by Mike Dorf
A story in last Thursday's NY Times discussed the federal district court ruling that invalidated the "cohabitation" provision of the Utah bigamy law in the "Sister Wives" case (Brown v. Buhman). That ruling lit up the blawgosphere when it was handed down last month, and as I'm late to the party, I don't want to now repeat points that others have made. Instead, I want to take this opportunity to distinguish the case from the contemporaneous litigation over Utah's same-sex marriage prohibition. Given the rough simultaneity of the two cases, the fact that both involve Utah, and, most importantly, the fact that opponents of same-sex marriage often invoke polygamy as a kind of reductio ad absurdum of permitting SSM, it is understandable that the cases would be linked in the public imagination. But in fact the Brown district court ruling is based on a quite different set of considerations.

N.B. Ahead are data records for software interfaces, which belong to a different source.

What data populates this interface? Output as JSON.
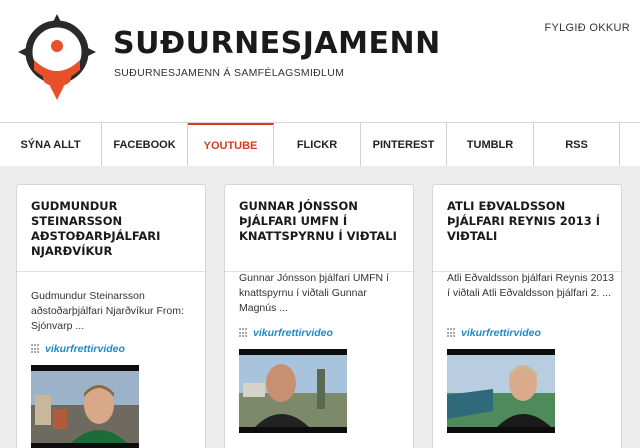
{
  "header": {
    "title": "SUÐURNESJAMENN",
    "subtitle": "SUÐURNESJAMENN Á SAMFÉLAGSMIÐLUM",
    "follow_label": "FYLGIÐ OKKUR"
  },
  "nav": {
    "tabs": [
      {
        "label": "SÝNA ALLT"
      },
      {
        "label": "FACEBOOK"
      },
      {
        "label": "YOUTUBE"
      },
      {
        "label": "FLICKR"
      },
      {
        "label": "PINTEREST"
      },
      {
        "label": "TUMBLR"
      },
      {
        "label": "RSS"
      }
    ],
    "active": "YOUTUBE"
  },
  "cards": [
    {
      "title": "GUDMUNDUR STEINARSSON AÐSTOÐARÞJÁLFARI NJARÐVÍKUR",
      "text": "Gudmundur Steinarsson aðstoðarþjálfari Njarðvíkur From: Sjónvarp ...",
      "source": "vikurfrettirvideo"
    },
    {
      "title": "GUNNAR JÓNSSON ÞJÁLFARI UMFN Í KNATTSPYRNU Í VIÐTALI",
      "text": "Gunnar Jónsson þjálfari UMFN í knattspyrnu í viðtali Gunnar Magnús ...",
      "source": "vikurfrettirvideo"
    },
    {
      "title": "ATLI EÐVALDSSON ÞJÁLFARI REYNIS 2013 Í VIÐTALI",
      "text": "Atli Eðvaldsson þjálfari Reynis 2013 í viðtali Atli Eðvaldsson þjálfari 2. ...",
      "source": "vikurfrettirvideo"
    }
  ],
  "colors": {
    "accent": "#d93a1f",
    "link": "#1f8ac9",
    "logo_dark": "#2a2a2a",
    "background": "#ececec"
  }
}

(1) Although the Brown plaintiffs sought both legal recognition for their polygamous marriage and invalidation of the ban on cohabitation, the district court only ruled in their favor with respect to cohabitation. To be sure, the plaintiffs are appealing the ruling with respect to recognition, but to my mind there are (at least) two factors that a court could invoke to find a right to legal recognition of SSM while rejecting a right to legal recognition of polygamous marriages. First, polygamous marriages create administrative complexities (about state benefits, etc.) that two-person same-sex marriages do not. Second, and more fundamentally, laws denying a right to same-sex marriage reflect animus towards gay people, treating them as second-class citizens. Although particular anti-polygamy laws may be rooted in prejudice (more about that below), they are not inherently discriminatory against a class of persons in quite the same way. Sometimes people invoke a third distinction--that polygamous marriages are more likely to be coercive than other marriages--but I don't know that this factor should be given much weight in a case in which the marriage is not coercive. I have similar misgivings about distinguishing polygamy as necessarily sexist, because the distinction relies on a claim about false consciousness with which I'm not entirely comfortable.
(2) The Times story reports that the district court relied on Lawrence v. Texas, and quotes GW Law Professor Jonathan Turley saying "This is essentially the Lawrence v. Texas for plural marriages." Without more context, that's a little misleading. In Brown, the district court said that it was bound by 10th Circuit precedent holding that Lawrence did not establish a fundamental right to sexual intimacy, but nonetheless found that the cohabitation prohibition failed the Lawrence-inflected rational basis test that applies to intimate conduct. So yes, there's a connection between the Brown ruling and one of the leading gay rights precedents, but it's a bit of a fuzzy one.
(3) That connection is rendered fuzzier by the fact that the district court relied, as an independent ground for invalidating the law, on the First Amendment's Free Exercise Clause. After an interesting discussion critiquing the "Orientalism" (citing Edward Said) in the 19th Century case of Reynolds v. U.S. (which upheld a polygamy prohibition notwithstanding the clear anti-Mormon bias that infected it), the district court in Brown went on to say that although the Utah cohabitation law is neutral on its face, in operation it is used to target religiously motivated polygamists. Thus, the court concluded that it discriminates against religion in violation of Church of Lukumi v. Hialeah.
(4) As yet another basis for the holding, the district court relied on a caveat in the Supreme Court's opinion in Employment Division v. Smith: Although laws of general applicability that incidentally infringe religion do not trigger heightened scrutiny for that reason alone, "hybrid" rights that combine religions exercise with some other right do. (For what it's worth, I've never found this "hybrid" rights category to make much sense; I thought Justice Scalia invented it in Smith so he could distinguish rather than overrule cases that went against him; but the lower courts, understandably, regard themselves as bound to apply the hybrid rights rule). Here, the Brown opinion says that freedom of association, equal protection and a list of other rights combine with free exercise to trigger heightened scrutiny--which the cohabitation prohibition fails.
Whether the district court is affirmed or reversed on any or all of these grounds, it should be clear that the legal fate of same-sex marriage in Utah (and elsewhere) is not closely linked to the fate of polygmay.